    1. Yeah, I agree it’s really Cat and the Canary that got the old dark house ball rolling and The Bat, but I was thinking of those more as murder mysteries. You’re right I may be cheating with Rebecca, but it really does feel l8ke a ghost story at times!

      Ah, yes, Shirley Jackson....

    2. The male hero in Dragonwyck is sooo dull. Good doesn’t have to mean dull, but boy did it here.

      One reason I like Dragonwyck so much is I feel it’s the showcase role Price really deserved. He should have been Oscar nominated, I don’t think he ever even got an honorary award.

    3. The bad guy being more memorable than the putative hero is typical Mankiewicz. From Addison DeWitt to Diello to Cecil Fox to name just a few, the most "iconic" characters in his movies are made of the same cloth: aristocratic, haughty, decadent and sharp-tongued fellows who love to manipulate people. Van Rijn can be seen as a successful trial run and it's odd that Mankiewicz and Price never teamed up again. I agree he deserved an Oscar nomination for this role. His pre-horror period may have been his best in artistic terms.

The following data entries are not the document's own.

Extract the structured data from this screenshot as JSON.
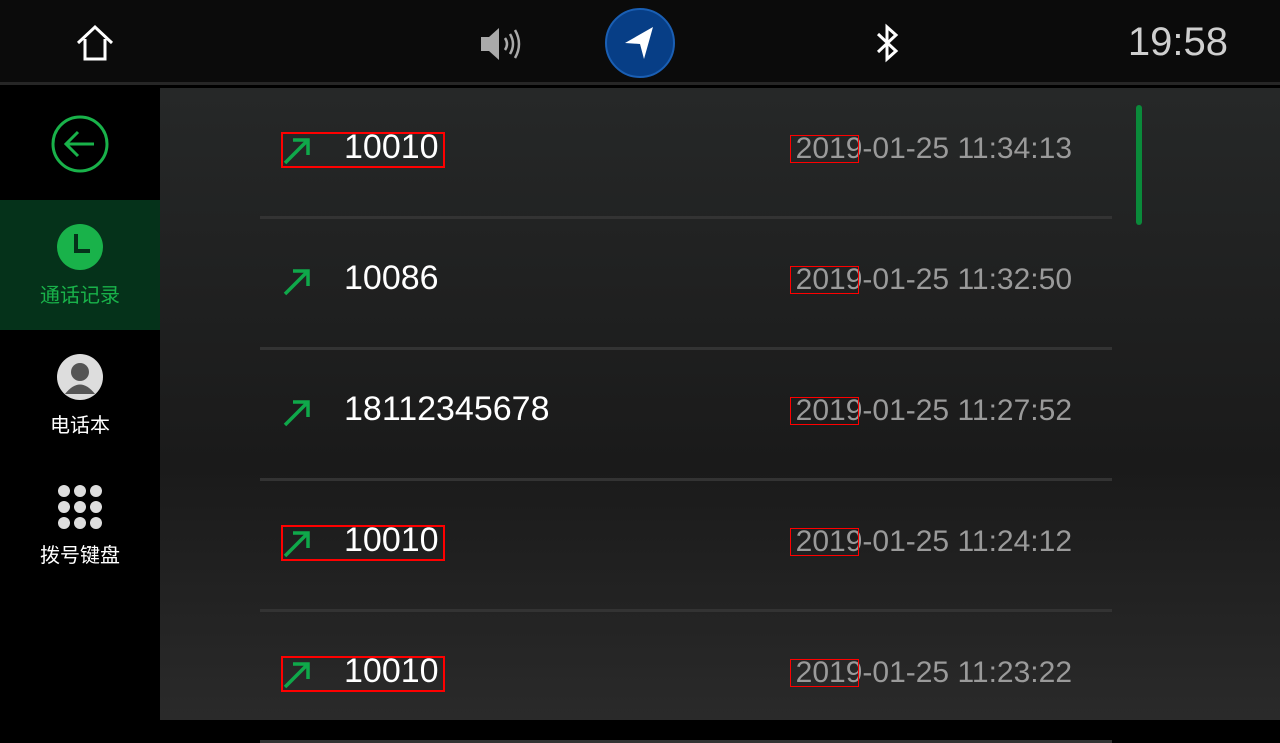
{
  "topbar": {
    "time": "19:58",
    "icons": [
      "home-icon",
      "volume-icon",
      "navigation-icon",
      "bluetooth-icon"
    ]
  },
  "sidebar": {
    "back": "back-icon",
    "items": [
      {
        "label": "通话记录",
        "icon": "clock-icon",
        "active": true
      },
      {
        "label": "电话本",
        "icon": "contact-icon"
      },
      {
        "label": "拨号键盘",
        "icon": "dialpad-icon"
      }
    ]
  },
  "calls": [
    {
      "number": "10010",
      "time": "2019-01-25 11:34:13",
      "type": "outgoing",
      "highlight": true
    },
    {
      "number": "10086",
      "time": "2019-01-25 11:32:50",
      "type": "outgoing",
      "highlight": false
    },
    {
      "number": "18112345678",
      "time": "2019-01-25 11:27:52",
      "type": "outgoing",
      "highlight": false
    },
    {
      "number": "10010",
      "time": "2019-01-25 11:24:12",
      "type": "outgoing",
      "highlight": true
    },
    {
      "number": "10010",
      "time": "2019-01-25 11:23:22",
      "type": "outgoing",
      "highlight": true
    }
  ],
  "colors": {
    "accent": "#19b24a",
    "nav": "#073e86"
  }
}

  4. I've seen three of these as well. Dead of Night is a true keeper. The Michael Redgrave segment and the framing story are both marvelously creepy. Both pretty influential as well, I'd say.

    I haven't seen Dragonwyck yet but now I want to. Price and Gene Tierney seemed to work together a lot. Leave Her to Heaven looked great but it felt a little overcooked to me. Nothing bad to say about Laura, though.

    1. Yes, Dead of Night has some freaking scary moments. Indeed! Definitely feels modern. I think it’s oop in the US now, a shame.

      I like Gene Tierney in Heaven, especially the boat scene which is so chilling, but the whole trial device just doesn’t work for me and Price is wasted. Laura yes is totally awesome. Judith Anderson in it too! And Dana Andrews and Clifton Webb. Can’t get better!

  5. Although I've heard of several,of these, I've only seen Rebecca. Your wealth of observations and insider insights are making itch to track down the entire list. Thanks!

  6. Wow, I have seen allbut Dragonwyck. Good choices.

  7. Thank you! Enjoy those you haven't seen yet!

  8. Wonderful list, but where is part 2?

    1. https://thepassingtramp.blogspot.com/2019/01/my-12-favorite-country-house-horror.html?showComment=1548239105598#c4363743864334731200